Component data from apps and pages

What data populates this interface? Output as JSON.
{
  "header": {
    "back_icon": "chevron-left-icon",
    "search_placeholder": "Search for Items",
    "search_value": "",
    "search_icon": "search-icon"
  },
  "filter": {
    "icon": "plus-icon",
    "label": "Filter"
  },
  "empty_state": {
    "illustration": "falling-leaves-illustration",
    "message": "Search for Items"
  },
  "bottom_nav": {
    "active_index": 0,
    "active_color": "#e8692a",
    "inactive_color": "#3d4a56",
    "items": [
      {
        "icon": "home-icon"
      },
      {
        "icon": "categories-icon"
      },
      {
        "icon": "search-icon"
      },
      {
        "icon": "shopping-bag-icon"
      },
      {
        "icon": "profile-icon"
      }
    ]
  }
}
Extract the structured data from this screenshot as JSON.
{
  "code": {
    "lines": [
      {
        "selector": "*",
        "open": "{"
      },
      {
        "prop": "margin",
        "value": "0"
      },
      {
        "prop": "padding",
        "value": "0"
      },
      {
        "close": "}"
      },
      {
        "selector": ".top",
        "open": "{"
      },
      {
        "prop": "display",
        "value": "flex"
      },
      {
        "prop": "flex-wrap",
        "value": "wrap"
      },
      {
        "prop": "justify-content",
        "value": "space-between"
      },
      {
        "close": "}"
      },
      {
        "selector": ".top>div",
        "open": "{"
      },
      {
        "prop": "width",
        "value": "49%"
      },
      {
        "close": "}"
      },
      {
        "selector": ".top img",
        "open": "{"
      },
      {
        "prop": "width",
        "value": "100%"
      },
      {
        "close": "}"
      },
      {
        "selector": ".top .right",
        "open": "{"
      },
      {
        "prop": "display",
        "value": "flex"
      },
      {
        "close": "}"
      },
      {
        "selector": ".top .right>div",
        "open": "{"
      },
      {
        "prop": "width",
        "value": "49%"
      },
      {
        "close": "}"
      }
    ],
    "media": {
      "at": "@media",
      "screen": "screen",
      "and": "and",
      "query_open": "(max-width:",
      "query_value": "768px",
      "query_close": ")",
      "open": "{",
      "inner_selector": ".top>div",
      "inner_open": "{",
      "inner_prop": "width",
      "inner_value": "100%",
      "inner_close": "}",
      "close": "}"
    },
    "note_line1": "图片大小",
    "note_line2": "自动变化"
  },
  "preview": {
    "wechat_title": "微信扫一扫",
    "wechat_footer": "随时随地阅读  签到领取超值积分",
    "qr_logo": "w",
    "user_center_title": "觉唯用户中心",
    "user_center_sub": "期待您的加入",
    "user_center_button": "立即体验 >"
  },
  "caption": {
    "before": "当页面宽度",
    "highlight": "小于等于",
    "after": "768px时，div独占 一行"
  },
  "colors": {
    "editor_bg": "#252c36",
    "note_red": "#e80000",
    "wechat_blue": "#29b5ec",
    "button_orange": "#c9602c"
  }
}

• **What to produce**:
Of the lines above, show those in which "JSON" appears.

• **Your solution**:
What data populates this interface? Output as JSON.
Extract the structured data from this screenshot as JSON.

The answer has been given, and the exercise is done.